▶ [Your goal]:
Search the material below for the string "ティント" and list each line that holds it.

▶ [Information shown]:
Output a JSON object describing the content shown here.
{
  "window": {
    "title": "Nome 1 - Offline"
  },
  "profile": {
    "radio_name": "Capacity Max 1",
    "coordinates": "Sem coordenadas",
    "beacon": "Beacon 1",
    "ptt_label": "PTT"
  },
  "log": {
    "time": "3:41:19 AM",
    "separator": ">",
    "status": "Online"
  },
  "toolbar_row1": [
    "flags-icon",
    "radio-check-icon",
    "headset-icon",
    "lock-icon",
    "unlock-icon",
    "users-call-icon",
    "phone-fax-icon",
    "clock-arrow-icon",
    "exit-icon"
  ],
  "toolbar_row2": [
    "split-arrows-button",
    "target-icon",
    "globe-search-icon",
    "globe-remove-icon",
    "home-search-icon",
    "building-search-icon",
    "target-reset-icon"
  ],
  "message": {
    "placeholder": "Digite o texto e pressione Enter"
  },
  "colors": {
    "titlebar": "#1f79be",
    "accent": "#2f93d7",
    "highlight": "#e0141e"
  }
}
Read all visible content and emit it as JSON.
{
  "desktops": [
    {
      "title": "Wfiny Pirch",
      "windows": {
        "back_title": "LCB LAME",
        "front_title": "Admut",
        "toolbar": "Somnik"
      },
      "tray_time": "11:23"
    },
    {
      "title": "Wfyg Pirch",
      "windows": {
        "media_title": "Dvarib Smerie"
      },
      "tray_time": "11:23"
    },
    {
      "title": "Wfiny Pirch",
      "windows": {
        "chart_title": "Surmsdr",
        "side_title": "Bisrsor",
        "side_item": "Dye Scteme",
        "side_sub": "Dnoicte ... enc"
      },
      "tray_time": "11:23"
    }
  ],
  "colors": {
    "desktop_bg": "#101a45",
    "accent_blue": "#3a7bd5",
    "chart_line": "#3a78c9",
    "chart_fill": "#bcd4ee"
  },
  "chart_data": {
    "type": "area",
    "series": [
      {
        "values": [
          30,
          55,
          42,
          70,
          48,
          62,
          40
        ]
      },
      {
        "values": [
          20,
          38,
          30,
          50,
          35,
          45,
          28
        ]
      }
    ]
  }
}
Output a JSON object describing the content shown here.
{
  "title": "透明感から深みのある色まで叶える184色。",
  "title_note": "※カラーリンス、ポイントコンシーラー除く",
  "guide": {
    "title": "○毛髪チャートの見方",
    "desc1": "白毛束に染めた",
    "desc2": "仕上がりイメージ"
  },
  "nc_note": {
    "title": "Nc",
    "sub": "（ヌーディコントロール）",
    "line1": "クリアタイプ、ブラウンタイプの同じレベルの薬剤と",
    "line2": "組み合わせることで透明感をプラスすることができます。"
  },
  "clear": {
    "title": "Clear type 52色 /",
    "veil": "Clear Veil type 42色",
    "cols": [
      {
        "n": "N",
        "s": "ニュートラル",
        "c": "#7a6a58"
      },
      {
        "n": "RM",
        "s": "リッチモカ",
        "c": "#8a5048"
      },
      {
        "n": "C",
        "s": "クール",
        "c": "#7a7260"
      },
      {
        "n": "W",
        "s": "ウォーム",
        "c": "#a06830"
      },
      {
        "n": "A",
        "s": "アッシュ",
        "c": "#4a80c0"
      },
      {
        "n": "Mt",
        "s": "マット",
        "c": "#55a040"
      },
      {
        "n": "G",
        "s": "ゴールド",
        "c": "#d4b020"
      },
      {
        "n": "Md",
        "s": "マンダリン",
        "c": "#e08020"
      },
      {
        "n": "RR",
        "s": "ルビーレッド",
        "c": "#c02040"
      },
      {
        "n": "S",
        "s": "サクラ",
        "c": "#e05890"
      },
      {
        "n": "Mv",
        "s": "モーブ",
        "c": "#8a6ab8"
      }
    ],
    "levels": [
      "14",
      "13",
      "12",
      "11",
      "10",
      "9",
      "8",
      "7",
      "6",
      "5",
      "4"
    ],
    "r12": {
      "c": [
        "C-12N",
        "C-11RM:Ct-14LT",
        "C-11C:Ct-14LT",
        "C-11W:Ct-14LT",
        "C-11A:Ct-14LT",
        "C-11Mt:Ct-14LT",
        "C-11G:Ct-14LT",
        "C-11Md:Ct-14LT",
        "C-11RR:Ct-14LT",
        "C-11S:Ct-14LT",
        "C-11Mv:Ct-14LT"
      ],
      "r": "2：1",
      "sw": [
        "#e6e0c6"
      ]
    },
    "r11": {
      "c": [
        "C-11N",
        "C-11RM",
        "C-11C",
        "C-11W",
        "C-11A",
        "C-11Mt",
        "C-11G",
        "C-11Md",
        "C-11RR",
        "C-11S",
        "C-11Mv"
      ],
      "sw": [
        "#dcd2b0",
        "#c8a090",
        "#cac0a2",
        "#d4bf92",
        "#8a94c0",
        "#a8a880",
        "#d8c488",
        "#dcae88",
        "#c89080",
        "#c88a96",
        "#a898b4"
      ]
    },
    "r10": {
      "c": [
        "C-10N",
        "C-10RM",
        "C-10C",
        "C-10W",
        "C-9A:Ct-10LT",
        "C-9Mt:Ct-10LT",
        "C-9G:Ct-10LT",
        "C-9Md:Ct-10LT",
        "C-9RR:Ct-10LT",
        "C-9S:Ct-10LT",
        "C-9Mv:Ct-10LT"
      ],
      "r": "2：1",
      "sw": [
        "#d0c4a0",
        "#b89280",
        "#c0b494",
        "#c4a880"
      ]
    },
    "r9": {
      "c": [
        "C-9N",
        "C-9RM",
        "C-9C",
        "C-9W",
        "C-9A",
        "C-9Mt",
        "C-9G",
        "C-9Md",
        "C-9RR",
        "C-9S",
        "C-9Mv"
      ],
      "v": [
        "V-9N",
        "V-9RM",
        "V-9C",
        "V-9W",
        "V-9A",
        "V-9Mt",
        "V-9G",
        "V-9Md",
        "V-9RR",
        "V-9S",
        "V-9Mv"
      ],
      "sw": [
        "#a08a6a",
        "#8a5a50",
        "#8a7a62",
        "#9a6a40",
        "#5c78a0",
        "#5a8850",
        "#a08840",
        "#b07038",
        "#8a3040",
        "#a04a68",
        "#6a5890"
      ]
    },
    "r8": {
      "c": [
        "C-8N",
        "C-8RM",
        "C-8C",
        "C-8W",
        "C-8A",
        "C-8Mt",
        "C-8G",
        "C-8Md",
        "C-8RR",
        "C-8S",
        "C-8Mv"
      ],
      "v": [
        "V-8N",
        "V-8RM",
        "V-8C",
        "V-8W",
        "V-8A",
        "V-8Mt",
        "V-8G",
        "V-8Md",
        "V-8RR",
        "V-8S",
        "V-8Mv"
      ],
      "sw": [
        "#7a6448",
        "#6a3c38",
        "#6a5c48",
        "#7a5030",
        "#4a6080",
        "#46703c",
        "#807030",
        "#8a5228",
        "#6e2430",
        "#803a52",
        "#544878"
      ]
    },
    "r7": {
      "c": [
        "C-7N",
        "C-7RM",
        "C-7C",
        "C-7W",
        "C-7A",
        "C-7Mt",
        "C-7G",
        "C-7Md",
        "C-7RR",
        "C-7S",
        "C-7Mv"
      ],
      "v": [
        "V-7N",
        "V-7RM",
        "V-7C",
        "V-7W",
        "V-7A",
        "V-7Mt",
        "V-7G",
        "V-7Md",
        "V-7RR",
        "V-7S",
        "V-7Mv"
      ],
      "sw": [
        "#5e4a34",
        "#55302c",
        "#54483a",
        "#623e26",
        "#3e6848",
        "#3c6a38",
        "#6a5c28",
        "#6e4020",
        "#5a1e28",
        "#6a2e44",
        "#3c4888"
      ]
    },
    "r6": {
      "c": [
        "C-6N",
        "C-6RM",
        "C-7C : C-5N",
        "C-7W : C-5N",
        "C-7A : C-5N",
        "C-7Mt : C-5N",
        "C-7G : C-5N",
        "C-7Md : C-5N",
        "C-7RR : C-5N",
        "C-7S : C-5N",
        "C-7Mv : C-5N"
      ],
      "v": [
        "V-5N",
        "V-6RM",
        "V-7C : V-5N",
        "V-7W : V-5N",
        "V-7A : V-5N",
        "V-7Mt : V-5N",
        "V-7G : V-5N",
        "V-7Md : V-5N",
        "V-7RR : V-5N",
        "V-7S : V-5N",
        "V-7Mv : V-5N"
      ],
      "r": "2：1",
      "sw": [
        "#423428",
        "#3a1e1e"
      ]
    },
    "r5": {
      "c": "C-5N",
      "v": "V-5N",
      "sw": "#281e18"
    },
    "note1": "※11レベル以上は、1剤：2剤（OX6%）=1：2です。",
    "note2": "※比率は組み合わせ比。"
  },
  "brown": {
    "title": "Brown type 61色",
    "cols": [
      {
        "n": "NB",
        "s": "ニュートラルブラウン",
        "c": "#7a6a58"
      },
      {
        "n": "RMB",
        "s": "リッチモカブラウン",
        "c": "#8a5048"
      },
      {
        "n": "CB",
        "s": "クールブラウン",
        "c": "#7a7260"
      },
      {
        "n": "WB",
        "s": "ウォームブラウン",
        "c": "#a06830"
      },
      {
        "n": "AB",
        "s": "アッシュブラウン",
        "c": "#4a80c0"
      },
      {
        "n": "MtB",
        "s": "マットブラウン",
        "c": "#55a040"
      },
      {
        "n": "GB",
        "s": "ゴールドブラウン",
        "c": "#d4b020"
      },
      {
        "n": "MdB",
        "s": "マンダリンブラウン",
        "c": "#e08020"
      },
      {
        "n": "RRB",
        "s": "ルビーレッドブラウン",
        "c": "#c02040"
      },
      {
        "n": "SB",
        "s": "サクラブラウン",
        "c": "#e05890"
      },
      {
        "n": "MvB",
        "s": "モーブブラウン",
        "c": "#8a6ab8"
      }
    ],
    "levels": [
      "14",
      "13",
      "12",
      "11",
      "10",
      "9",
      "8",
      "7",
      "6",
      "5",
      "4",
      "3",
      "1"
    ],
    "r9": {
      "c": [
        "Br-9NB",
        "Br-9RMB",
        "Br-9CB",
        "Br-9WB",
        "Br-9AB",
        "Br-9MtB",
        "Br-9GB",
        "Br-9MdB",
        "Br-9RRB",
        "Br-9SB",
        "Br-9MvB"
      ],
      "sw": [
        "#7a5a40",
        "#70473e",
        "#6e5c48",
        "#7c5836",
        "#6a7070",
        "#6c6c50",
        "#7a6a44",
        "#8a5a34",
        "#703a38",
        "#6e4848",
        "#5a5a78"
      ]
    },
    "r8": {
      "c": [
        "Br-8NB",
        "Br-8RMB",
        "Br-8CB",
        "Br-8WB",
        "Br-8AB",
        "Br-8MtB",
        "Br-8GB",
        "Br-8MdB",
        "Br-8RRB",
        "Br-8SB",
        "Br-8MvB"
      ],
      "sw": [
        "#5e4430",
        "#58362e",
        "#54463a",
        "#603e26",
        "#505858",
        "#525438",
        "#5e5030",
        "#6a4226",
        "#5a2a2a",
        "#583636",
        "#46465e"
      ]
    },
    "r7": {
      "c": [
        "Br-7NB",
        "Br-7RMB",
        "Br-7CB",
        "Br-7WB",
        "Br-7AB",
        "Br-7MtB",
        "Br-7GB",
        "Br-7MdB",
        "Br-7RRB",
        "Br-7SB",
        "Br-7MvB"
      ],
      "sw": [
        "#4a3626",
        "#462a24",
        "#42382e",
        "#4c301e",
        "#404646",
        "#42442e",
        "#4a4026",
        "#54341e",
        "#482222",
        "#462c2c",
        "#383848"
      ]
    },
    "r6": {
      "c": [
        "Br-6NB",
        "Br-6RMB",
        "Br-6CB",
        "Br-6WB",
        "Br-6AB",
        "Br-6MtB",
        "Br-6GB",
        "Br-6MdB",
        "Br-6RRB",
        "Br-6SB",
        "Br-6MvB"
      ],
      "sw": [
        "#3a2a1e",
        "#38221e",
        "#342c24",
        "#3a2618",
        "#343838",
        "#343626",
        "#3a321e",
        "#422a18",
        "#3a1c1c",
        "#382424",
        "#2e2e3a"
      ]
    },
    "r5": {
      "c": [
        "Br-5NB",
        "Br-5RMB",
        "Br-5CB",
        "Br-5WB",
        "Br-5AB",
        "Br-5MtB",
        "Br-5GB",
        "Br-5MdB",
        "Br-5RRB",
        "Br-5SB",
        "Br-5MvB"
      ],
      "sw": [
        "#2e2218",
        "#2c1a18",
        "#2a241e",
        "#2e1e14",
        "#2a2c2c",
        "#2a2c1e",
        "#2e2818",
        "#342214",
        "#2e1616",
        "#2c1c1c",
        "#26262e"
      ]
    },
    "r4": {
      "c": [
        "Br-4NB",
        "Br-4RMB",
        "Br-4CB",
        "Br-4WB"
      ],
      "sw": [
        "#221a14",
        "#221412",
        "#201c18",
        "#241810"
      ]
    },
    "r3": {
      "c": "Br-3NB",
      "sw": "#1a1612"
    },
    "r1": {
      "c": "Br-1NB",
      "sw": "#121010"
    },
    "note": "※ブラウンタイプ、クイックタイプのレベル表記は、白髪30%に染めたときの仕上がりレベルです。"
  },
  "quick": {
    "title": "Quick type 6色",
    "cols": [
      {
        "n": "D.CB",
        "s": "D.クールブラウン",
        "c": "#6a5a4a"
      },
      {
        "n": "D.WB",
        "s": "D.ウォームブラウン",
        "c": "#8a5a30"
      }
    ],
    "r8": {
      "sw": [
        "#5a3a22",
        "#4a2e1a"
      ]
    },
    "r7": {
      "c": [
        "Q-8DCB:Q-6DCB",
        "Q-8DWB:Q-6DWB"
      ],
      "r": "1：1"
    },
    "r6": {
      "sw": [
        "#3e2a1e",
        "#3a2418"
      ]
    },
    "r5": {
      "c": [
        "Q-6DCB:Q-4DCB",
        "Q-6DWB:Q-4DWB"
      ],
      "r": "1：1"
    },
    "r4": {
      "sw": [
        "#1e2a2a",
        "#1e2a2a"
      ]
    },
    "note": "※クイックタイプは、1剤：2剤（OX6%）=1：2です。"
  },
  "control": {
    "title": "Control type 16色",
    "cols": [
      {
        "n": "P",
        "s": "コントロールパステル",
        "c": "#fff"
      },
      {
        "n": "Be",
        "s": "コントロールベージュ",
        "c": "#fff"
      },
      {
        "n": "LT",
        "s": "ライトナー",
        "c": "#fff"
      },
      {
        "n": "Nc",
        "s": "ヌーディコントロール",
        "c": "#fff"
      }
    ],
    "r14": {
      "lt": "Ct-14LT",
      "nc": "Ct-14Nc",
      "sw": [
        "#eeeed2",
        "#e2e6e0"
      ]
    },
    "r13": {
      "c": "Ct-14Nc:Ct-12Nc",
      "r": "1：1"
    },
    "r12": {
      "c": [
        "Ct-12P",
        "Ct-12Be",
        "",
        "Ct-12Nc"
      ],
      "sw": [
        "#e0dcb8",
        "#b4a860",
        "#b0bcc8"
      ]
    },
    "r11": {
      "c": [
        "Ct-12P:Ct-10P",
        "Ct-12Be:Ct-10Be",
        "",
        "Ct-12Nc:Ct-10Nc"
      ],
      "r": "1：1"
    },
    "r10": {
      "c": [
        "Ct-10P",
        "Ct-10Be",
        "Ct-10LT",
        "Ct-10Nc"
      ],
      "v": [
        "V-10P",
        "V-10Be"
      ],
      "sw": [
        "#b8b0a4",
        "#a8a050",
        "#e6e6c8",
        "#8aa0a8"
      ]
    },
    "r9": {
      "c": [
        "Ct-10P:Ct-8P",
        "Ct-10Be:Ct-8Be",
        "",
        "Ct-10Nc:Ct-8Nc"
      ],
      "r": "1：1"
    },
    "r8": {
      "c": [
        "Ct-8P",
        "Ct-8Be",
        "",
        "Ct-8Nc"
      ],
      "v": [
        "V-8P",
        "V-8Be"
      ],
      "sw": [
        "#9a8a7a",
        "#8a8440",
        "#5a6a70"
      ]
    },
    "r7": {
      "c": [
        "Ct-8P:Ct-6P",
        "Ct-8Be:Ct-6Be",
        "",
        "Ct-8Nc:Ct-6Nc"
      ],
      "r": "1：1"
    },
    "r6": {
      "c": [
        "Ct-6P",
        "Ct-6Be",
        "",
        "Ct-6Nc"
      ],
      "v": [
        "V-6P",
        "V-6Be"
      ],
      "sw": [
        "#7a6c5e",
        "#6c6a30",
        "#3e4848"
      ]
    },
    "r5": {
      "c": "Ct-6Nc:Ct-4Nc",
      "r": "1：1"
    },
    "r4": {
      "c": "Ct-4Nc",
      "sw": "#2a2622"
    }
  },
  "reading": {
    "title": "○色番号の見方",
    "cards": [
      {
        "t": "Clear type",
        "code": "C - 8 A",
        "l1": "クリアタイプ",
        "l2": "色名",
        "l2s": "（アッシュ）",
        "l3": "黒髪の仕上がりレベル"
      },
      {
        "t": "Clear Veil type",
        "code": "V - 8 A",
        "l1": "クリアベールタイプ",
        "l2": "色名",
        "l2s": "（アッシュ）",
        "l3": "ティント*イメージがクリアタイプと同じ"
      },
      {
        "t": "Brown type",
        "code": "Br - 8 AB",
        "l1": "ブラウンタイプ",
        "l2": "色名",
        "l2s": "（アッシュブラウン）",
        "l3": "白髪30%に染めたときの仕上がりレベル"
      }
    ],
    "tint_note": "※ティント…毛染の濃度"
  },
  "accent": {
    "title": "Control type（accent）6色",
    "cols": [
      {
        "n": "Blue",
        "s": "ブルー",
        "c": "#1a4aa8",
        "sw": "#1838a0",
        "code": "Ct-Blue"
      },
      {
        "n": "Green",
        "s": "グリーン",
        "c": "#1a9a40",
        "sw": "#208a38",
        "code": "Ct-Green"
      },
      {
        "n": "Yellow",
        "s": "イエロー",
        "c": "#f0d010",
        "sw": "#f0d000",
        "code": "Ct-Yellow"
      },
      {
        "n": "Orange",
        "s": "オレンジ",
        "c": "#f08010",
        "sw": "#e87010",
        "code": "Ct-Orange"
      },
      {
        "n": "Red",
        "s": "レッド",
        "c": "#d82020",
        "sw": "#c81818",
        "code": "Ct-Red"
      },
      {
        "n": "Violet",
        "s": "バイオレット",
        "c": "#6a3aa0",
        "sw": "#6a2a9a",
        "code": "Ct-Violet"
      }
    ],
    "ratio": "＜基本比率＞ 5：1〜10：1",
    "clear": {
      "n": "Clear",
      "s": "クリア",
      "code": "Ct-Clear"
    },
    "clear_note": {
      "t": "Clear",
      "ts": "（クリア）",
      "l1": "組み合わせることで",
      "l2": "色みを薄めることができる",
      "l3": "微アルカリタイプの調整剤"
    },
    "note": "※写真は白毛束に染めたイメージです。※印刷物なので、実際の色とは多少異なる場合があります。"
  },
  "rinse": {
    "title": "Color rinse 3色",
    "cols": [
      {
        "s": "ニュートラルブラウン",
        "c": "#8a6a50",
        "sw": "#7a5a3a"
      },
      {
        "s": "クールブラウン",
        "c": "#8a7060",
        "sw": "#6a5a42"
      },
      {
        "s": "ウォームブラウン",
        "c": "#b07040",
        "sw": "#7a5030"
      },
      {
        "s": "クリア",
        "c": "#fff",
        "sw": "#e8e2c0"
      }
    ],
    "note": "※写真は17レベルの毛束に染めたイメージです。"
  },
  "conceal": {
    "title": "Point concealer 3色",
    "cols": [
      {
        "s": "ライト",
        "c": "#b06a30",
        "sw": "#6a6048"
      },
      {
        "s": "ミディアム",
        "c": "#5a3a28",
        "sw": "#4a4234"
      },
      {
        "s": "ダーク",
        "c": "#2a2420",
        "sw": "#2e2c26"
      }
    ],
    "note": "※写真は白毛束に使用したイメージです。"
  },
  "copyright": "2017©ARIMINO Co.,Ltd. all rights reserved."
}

▶ [Task result]:
        "l3": "ティント*イメージがクリアタイプと同じ"
    "tint_note": "※ティント…毛染の濃度"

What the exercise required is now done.